**TASK DIRECTIONS:**
If a line in the data holds the string "JSON", list it.

(Excerpts from an interface dataset)
════════════════════

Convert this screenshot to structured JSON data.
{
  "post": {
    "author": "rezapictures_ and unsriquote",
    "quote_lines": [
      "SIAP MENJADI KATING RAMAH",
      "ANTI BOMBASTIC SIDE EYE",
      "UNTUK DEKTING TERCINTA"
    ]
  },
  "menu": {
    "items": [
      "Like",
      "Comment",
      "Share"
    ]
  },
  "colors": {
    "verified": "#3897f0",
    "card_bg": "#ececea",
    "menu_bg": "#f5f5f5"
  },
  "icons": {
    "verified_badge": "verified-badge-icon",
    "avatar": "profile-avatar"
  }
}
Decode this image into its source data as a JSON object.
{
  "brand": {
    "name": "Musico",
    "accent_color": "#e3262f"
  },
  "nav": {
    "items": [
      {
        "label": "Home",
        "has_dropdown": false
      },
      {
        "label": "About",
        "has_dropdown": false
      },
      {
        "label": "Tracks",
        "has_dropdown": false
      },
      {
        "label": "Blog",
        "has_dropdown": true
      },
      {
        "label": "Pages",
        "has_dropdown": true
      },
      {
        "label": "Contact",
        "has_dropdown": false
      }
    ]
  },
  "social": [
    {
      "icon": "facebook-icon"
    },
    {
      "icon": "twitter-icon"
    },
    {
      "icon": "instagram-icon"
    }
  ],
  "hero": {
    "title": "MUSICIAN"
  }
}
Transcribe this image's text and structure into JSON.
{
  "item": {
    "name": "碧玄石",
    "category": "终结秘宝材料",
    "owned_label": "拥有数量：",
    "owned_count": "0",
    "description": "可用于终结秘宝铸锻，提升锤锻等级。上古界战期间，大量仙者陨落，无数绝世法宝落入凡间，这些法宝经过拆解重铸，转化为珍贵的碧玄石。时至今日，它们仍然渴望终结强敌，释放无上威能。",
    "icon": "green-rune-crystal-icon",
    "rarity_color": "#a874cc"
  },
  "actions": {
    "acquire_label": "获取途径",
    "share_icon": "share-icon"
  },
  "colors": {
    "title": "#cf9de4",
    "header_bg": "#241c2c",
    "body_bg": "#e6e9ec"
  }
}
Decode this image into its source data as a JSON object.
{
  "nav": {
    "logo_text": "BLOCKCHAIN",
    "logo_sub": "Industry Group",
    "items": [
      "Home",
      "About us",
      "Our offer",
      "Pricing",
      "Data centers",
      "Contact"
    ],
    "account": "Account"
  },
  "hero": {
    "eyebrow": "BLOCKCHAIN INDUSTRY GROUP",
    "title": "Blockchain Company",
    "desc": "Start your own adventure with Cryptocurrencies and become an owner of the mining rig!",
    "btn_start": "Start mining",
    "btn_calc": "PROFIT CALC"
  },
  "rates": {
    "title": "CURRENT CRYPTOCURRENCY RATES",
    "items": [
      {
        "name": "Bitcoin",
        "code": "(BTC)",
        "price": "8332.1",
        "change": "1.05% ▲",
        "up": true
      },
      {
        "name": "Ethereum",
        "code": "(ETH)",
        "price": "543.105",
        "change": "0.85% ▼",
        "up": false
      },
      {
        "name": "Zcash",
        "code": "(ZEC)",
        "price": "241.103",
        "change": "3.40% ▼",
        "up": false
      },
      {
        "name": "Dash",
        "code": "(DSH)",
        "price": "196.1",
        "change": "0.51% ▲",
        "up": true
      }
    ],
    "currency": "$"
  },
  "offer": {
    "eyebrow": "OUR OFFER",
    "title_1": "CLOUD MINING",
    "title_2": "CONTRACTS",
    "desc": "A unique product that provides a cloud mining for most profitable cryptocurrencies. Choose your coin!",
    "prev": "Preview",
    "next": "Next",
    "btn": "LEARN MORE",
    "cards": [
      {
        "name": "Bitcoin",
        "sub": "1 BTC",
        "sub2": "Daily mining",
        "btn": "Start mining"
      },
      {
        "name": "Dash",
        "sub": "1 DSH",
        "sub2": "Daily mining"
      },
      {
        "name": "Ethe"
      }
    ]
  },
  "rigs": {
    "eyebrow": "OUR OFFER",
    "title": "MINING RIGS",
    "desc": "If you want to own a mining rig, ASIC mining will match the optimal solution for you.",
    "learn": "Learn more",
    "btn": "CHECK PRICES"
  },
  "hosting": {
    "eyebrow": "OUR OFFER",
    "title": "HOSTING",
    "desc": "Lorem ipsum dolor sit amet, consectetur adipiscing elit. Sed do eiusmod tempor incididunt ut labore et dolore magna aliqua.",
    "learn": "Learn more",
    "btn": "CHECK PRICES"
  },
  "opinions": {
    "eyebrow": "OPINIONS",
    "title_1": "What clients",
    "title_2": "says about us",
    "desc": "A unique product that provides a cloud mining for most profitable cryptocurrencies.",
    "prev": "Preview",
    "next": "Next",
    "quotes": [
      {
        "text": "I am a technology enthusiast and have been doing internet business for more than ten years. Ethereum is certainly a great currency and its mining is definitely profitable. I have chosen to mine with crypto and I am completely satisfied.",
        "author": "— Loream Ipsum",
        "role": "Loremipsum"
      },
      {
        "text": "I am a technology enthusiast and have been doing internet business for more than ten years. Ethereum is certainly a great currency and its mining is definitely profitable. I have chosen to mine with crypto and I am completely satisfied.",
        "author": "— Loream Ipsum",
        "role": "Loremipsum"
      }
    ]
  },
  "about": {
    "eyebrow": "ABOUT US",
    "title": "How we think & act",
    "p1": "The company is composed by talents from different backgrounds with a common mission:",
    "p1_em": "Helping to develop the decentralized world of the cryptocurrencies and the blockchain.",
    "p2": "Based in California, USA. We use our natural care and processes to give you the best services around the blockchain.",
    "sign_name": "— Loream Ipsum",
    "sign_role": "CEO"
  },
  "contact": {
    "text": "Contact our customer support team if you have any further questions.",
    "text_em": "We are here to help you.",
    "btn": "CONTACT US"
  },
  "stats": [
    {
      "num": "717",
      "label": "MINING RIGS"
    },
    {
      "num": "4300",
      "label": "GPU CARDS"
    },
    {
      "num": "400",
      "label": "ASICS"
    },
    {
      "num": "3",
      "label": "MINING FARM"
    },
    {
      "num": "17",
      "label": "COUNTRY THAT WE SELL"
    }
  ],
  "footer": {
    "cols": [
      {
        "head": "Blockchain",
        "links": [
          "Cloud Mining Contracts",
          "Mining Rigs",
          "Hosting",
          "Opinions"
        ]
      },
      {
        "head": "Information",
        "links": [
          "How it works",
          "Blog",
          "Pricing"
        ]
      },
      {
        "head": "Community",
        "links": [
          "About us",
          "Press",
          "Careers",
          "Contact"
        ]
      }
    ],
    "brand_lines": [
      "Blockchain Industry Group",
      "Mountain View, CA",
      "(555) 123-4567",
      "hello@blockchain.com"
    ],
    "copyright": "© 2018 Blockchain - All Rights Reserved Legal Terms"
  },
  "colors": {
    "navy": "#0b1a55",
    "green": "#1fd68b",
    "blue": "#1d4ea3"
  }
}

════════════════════

**RESPONSE AREA:**
Convert this screenshot to structured JSON data.
Decode this image into its source data as a JSON object.
Transcribe this image's text and structure into JSON.
Decode this image into its source data as a JSON object.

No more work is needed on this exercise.